━━━━━ ENTRIES SUPPLIED

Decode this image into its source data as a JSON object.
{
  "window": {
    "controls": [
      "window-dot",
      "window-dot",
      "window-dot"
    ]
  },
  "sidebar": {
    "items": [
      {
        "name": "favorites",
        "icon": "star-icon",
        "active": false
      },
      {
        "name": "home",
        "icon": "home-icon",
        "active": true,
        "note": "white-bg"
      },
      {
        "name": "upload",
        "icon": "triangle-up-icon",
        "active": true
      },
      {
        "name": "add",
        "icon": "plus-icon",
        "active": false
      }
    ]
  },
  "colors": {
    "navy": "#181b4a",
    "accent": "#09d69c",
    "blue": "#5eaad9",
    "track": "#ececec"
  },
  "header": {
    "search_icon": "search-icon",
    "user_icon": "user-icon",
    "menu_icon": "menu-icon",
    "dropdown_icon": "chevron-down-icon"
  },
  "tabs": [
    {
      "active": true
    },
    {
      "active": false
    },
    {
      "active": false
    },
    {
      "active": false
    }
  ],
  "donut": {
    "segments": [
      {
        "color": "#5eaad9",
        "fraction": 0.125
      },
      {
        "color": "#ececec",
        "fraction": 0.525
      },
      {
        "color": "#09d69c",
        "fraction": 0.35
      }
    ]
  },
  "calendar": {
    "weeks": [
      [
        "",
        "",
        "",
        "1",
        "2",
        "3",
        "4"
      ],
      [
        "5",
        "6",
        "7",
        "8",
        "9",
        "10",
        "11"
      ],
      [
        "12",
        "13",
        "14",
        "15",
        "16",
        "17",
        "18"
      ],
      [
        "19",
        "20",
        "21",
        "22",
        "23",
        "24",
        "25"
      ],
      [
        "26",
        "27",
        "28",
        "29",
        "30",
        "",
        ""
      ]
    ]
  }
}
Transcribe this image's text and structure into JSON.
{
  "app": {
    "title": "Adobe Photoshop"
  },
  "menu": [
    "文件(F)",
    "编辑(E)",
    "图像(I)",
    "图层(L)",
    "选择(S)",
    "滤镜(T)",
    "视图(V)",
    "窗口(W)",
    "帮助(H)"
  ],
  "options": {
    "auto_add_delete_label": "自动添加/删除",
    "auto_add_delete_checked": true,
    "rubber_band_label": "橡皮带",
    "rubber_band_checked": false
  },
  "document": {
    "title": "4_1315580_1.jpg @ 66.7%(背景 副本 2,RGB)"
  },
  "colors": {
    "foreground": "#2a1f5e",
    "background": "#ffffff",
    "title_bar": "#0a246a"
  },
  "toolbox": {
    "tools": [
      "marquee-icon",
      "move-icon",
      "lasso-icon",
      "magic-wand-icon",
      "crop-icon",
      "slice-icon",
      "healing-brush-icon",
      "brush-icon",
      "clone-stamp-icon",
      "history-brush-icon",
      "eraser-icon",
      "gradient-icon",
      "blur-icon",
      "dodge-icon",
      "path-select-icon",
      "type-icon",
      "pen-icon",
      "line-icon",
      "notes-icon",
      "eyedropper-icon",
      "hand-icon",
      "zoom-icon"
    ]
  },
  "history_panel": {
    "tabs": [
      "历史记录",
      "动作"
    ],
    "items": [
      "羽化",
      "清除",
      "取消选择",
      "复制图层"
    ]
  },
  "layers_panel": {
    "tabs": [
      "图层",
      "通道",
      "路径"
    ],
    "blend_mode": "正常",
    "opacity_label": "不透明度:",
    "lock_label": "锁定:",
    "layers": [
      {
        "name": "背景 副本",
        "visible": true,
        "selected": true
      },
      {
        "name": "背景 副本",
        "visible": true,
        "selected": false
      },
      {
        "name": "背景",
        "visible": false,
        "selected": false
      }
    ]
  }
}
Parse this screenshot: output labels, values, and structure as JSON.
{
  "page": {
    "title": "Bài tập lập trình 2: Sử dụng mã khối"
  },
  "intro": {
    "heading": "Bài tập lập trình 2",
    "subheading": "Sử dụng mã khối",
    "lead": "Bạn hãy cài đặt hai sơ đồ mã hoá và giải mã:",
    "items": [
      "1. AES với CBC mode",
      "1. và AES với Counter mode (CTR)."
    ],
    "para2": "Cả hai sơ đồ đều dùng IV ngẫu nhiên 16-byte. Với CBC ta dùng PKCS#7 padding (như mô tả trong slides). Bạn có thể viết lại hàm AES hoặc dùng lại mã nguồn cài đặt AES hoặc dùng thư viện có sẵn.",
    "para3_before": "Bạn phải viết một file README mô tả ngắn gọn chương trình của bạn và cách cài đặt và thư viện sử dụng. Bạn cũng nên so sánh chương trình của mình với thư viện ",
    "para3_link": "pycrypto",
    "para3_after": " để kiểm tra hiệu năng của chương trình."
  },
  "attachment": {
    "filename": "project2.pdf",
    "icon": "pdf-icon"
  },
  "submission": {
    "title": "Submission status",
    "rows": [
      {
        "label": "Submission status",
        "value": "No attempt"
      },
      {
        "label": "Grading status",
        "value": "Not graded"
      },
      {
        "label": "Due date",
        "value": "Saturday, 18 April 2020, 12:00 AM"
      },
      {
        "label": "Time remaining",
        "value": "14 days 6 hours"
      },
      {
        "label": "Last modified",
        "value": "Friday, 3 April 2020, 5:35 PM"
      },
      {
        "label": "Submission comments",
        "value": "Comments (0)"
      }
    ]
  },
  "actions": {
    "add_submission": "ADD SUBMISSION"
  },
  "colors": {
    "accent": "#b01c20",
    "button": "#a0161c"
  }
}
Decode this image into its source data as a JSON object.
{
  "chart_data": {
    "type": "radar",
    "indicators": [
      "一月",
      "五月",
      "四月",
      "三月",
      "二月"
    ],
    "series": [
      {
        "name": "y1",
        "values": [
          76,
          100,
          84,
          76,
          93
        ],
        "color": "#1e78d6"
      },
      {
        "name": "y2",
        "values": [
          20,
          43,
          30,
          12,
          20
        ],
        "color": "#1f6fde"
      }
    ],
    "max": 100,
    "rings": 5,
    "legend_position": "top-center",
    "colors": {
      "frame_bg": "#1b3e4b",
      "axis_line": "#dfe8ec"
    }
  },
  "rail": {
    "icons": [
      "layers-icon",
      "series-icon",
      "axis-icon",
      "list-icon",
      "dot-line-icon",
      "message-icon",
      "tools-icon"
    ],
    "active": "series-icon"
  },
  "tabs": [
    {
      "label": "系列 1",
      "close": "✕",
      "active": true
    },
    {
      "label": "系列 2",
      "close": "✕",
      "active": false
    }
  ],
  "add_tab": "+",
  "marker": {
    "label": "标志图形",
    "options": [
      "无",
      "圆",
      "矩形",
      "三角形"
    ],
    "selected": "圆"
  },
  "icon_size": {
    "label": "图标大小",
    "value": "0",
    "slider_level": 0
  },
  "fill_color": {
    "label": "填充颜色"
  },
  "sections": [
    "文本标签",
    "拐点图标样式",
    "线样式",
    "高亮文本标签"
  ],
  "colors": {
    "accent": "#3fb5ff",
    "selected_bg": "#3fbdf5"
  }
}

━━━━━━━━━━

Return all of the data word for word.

(SOLUTION TO THIS EXERCISE):
Decode this image into its source data as a JSON object.
{
  "window": {
    "controls": [
      "window-dot",
      "window-dot",
      "window-dot"
    ]
  },
  "sidebar": {
    "items": [
      {
        "name": "favorites",
        "icon": "star-icon",
        "active": false
      },
      {
        "name": "home",
        "icon": "home-icon",
        "active": true,
        "note": "white-bg"
      },
      {
        "name": "upload",
        "icon": "triangle-up-icon",
        "active": true
      },
      {
        "name": "add",
        "icon": "plus-icon",
        "active": false
      }
    ]
  },
  "colors": {
    "navy": "#181b4a",
    "accent": "#09d69c",
    "blue": "#5eaad9",
    "track": "#ececec"
  },
  "header": {
    "search_icon": "search-icon",
    "user_icon": "user-icon",
    "menu_icon": "menu-icon",
    "dropdown_icon": "chevron-down-icon"
  },
  "tabs": [
    {
      "active": true
    },
    {
      "active": false
    },
    {
      "active": false
    },
    {
      "active": false
    }
  ],
  "donut": {
    "segments": [
      {
        "color": "#5eaad9",
        "fraction": 0.125
      },
      {
        "color": "#ececec",
        "fraction": 0.525
      },
      {
        "color": "#09d69c",
        "fraction": 0.35
      }
    ]
  },
  "calendar": {
    "weeks": [
      [
        "",
        "",
        "",
        "1",
        "2",
        "3",
        "4"
      ],
      [
        "5",
        "6",
        "7",
        "8",
        "9",
        "10",
        "11"
      ],
      [
        "12",
        "13",
        "14",
        "15",
        "16",
        "17",
        "18"
      ],
      [
        "19",
        "20",
        "21",
        "22",
        "23",
        "24",
        "25"
      ],
      [
        "26",
        "27",
        "28",
        "29",
        "30",
        "",
        ""
      ]
    ]
  }
}
Transcribe this image's text and structure into JSON.
{
  "app": {
    "title": "Adobe Photoshop"
  },
  "menu": [
    "文件(F)",
    "编辑(E)",
    "图像(I)",
    "图层(L)",
    "选择(S)",
    "滤镜(T)",
    "视图(V)",
    "窗口(W)",
    "帮助(H)"
  ],
  "options": {
    "auto_add_delete_label": "自动添加/删除",
    "auto_add_delete_checked": true,
    "rubber_band_label": "橡皮带",
    "rubber_band_checked": false
  },
  "document": {
    "title": "4_1315580_1.jpg @ 66.7%(背景 副本 2,RGB)"
  },
  "colors": {
    "foreground": "#2a1f5e",
    "background": "#ffffff",
    "title_bar": "#0a246a"
  },
  "toolbox": {
    "tools": [
      "marquee-icon",
      "move-icon",
      "lasso-icon",
      "magic-wand-icon",
      "crop-icon",
      "slice-icon",
      "healing-brush-icon",
      "brush-icon",
      "clone-stamp-icon",
      "history-brush-icon",
      "eraser-icon",
      "gradient-icon",
      "blur-icon",
      "dodge-icon",
      "path-select-icon",
      "type-icon",
      "pen-icon",
      "line-icon",
      "notes-icon",
      "eyedropper-icon",
      "hand-icon",
      "zoom-icon"
    ]
  },
  "history_panel": {
    "tabs": [
      "历史记录",
      "动作"
    ],
    "items": [
      "羽化",
      "清除",
      "取消选择",
      "复制图层"
    ]
  },
  "layers_panel": {
    "tabs": [
      "图层",
      "通道",
      "路径"
    ],
    "blend_mode": "正常",
    "opacity_label": "不透明度:",
    "lock_label": "锁定:",
    "layers": [
      {
        "name": "背景 副本",
        "visible": true,
        "selected": true
      },
      {
        "name": "背景 副本",
        "visible": true,
        "selected": false
      },
      {
        "name": "背景",
        "visible": false,
        "selected": false
      }
    ]
  }
}
Parse this screenshot: output labels, values, and structure as JSON.
{
  "page": {
    "title": "Bài tập lập trình 2: Sử dụng mã khối"
  },
  "intro": {
    "heading": "Bài tập lập trình 2",
    "subheading": "Sử dụng mã khối",
    "lead": "Bạn hãy cài đặt hai sơ đồ mã hoá và giải mã:",
    "items": [
      "1. AES với CBC mode",
      "1. và AES với Counter mode (CTR)."
    ],
    "para2": "Cả hai sơ đồ đều dùng IV ngẫu nhiên 16-byte. Với CBC ta dùng PKCS#7 padding (như mô tả trong slides). Bạn có thể viết lại hàm AES hoặc dùng lại mã nguồn cài đặt AES hoặc dùng thư viện có sẵn.",
    "para3_before": "Bạn phải viết một file README mô tả ngắn gọn chương trình của bạn và cách cài đặt và thư viện sử dụng. Bạn cũng nên so sánh chương trình của mình với thư viện ",
    "para3_link": "pycrypto",
    "para3_after": " để kiểm tra hiệu năng của chương trình."
  },
  "attachment": {
    "filename": "project2.pdf",
    "icon": "pdf-icon"
  },
  "submission": {
    "title": "Submission status",
    "rows": [
      {
        "label": "Submission status",
        "value": "No attempt"
      },
      {
        "label": "Grading status",
        "value": "Not graded"
      },
      {
        "label": "Due date",
        "value": "Saturday, 18 April 2020, 12:00 AM"
      },
      {
        "label": "Time remaining",
        "value": "14 days 6 hours"
      },
      {
        "label": "Last modified",
        "value": "Friday, 3 April 2020, 5:35 PM"
      },
      {
        "label": "Submission comments",
        "value": "Comments (0)"
      }
    ]
  },
  "actions": {
    "add_submission": "ADD SUBMISSION"
  },
  "colors": {
    "accent": "#b01c20",
    "button": "#a0161c"
  }
}
Decode this image into its source data as a JSON object.
{
  "chart_data": {
    "type": "radar",
    "indicators": [
      "一月",
      "五月",
      "四月",
      "三月",
      "二月"
    ],
    "series": [
      {
        "name": "y1",
        "values": [
          76,
          100,
          84,
          76,
          93
        ],
        "color": "#1e78d6"
      },
      {
        "name": "y2",
        "values": [
          20,
          43,
          30,
          12,
          20
        ],
        "color": "#1f6fde"
      }
    ],
    "max": 100,
    "rings": 5,
    "legend_position": "top-center",
    "colors": {
      "frame_bg": "#1b3e4b",
      "axis_line": "#dfe8ec"
    }
  },
  "rail": {
    "icons": [
      "layers-icon",
      "series-icon",
      "axis-icon",
      "list-icon",
      "dot-line-icon",
      "message-icon",
      "tools-icon"
    ],
    "active": "series-icon"
  },
  "tabs": [
    {
      "label": "系列 1",
      "close": "✕",
      "active": true
    },
    {
      "label": "系列 2",
      "close": "✕",
      "active": false
    }
  ],
  "add_tab": "+",
  "marker": {
    "label": "标志图形",
    "options": [
      "无",
      "圆",
      "矩形",
      "三角形"
    ],
    "selected": "圆"
  },
  "icon_size": {
    "label": "图标大小",
    "value": "0",
    "slider_level": 0
  },
  "fill_color": {
    "label": "填充颜色"
  },
  "sections": [
    "文本标签",
    "拐点图标样式",
    "线样式",
    "高亮文本标签"
  ],
  "colors": {
    "accent": "#3fb5ff",
    "selected_bg": "#3fbdf5"
  }
}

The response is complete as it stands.